Barwa Bank is an associate company of Barwa Real Estate, the Middle East’s biggest property company by assets, which is its most significant shareholder. It also has an indirect relationship with Qatari Diar, the real estate arm of the Qatar Investment Authority, through its other prominent shareholder, Qatar Holding, the sovereign wealth fund’s investment subsidiary.

These are important connections for the bank. “We are committed corporate bankers, so we are involved very much in lending to large corporations and businesses here in Qatar,” says Mr Troop.

Barwa Bank’s investment banking arm, The First Investor (TFI), raised financing for the $700 million CityCenterDC development in Washington DC, one of the largest urban rejuvenation projects in the United States, for which Qatari Diar is the anchor investor. TFI has also started a property fund in Brazil as a joint initiative with the US-based Hines International Real Estate Holdings.

At home, Barwa Bank participates in Qatar’s economic development, including working with Hochtief, the German construction company, based in Essen. “Much of the activity is associated with major infrastructure projects, but not exclusively,” says Mr Troop.

The bank has also developed a strong focus on assisting small and medium-sized enterprises (SMEs), and was one of the first to sign up to Qatar Development Bank’s Al Dhameen scheme for start-ups, an indirect lending facility to guarantee commercial bank loans to the private sector.

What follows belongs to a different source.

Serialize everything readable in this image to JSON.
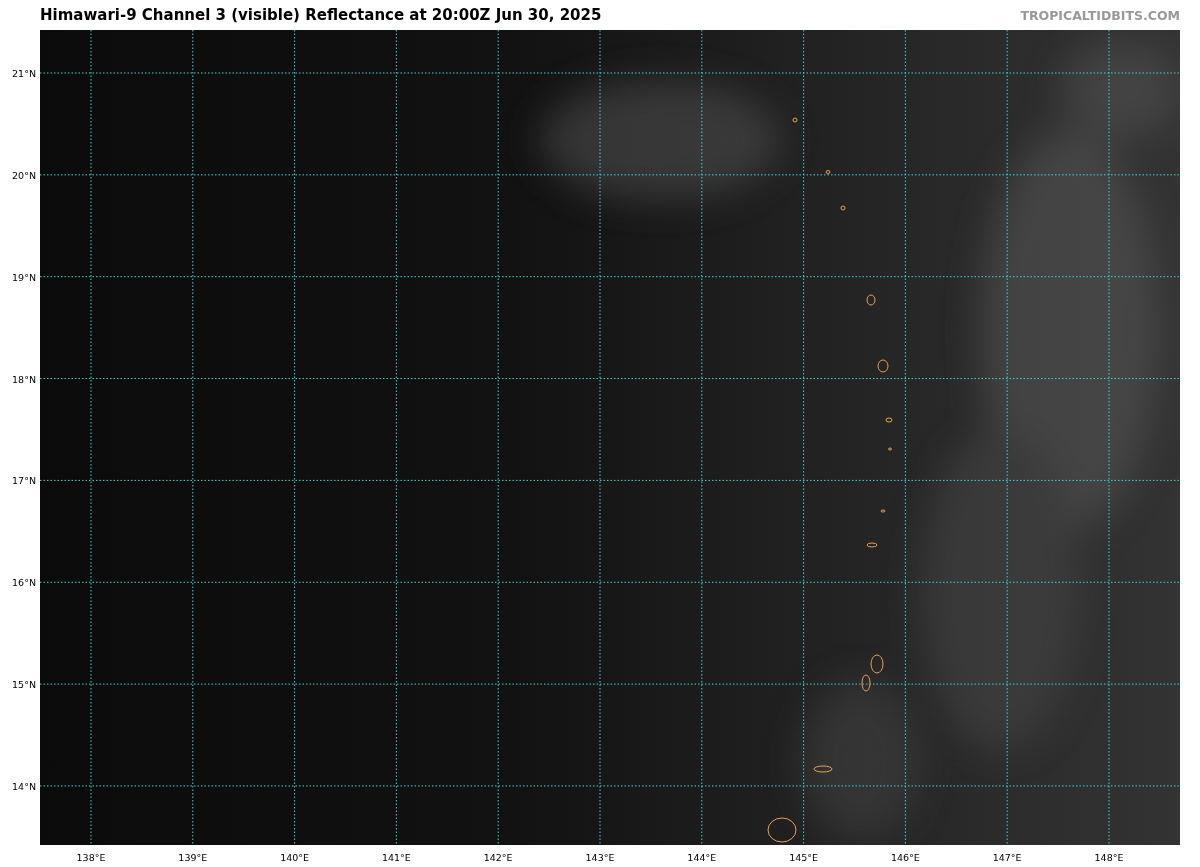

Mr Troop says that at present Barwa Bank is essentially a domestic institution, but its long-term ambitions will eventually see it establishing offices beyond Qatar’s national boundaries.

“We have lots to do before we think about expanding internationally. I would stress, however, that we are ambitious and wish to grow. We can only go so far in this market, and inevitably we will go international,” he says.

Meanwhile, since establishing its Islamic Capital Markets platform earlier this year, the bank has emerged as a key player in the growing market for Shariah-compliant bonds, known as sukuks.

In September, it was appointed co-lead manager for the Republic of Turkey’s first sukuk, a $1.5 billion issue, following its involvement in high-profile sukuks for the Government of Dubai, the State of Qatar, Saudi-based Islamic Development Bank, and real estate developer Emaar Properties.

Bloomberg Islamic Finance league tables rank Barwa Bank among the top 10 arrangers for international, global and MENA region sukuk issues.